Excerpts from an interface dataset
━━━━

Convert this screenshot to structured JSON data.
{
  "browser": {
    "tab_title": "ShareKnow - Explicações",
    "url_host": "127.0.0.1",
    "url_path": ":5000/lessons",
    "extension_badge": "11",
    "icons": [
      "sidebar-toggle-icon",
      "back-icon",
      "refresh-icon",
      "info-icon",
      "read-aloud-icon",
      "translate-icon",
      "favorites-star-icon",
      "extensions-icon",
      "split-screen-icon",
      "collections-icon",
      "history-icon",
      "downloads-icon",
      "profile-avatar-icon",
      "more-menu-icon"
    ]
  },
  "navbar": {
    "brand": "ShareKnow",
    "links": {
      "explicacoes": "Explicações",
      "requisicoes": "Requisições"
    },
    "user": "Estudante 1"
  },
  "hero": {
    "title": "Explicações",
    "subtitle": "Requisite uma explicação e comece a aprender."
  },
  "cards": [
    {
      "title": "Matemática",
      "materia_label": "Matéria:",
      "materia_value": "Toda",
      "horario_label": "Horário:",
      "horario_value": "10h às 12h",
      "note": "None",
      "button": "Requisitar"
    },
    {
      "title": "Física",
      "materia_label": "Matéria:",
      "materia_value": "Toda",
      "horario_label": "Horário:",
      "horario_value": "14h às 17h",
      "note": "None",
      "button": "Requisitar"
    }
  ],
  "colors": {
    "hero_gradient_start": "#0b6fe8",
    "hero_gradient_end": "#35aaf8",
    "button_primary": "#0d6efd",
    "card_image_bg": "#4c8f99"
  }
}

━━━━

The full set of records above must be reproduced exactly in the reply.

Convert this screenshot to structured JSON data.
{
  "browser": {
    "tab_title": "ShareKnow - Explicações",
    "url_host": "127.0.0.1",
    "url_path": ":5000/lessons",
    "extension_badge": "11",
    "icons": [
      "sidebar-toggle-icon",
      "back-icon",
      "refresh-icon",
      "info-icon",
      "read-aloud-icon",
      "translate-icon",
      "favorites-star-icon",
      "extensions-icon",
      "split-screen-icon",
      "collections-icon",
      "history-icon",
      "downloads-icon",
      "profile-avatar-icon",
      "more-menu-icon"
    ]
  },
  "navbar": {
    "brand": "ShareKnow",
    "links": {
      "explicacoes": "Explicações",
      "requisicoes": "Requisições"
    },
    "user": "Estudante 1"
  },
  "hero": {
    "title": "Explicações",
    "subtitle": "Requisite uma explicação e comece a aprender."
  },
  "cards": [
    {
      "title": "Matemática",
      "materia_label": "Matéria:",
      "materia_value": "Toda",
      "horario_label": "Horário:",
      "horario_value": "10h às 12h",
      "note": "None",
      "button": "Requisitar"
    },
    {
      "title": "Física",
      "materia_label": "Matéria:",
      "materia_value": "Toda",
      "horario_label": "Horário:",
      "horario_value": "14h às 17h",
      "note": "None",
      "button": "Requisitar"
    }
  ],
  "colors": {
    "hero_gradient_start": "#0b6fe8",
    "hero_gradient_end": "#35aaf8",
    "button_primary": "#0d6efd",
    "card_image_bg": "#4c8f99"
  }
}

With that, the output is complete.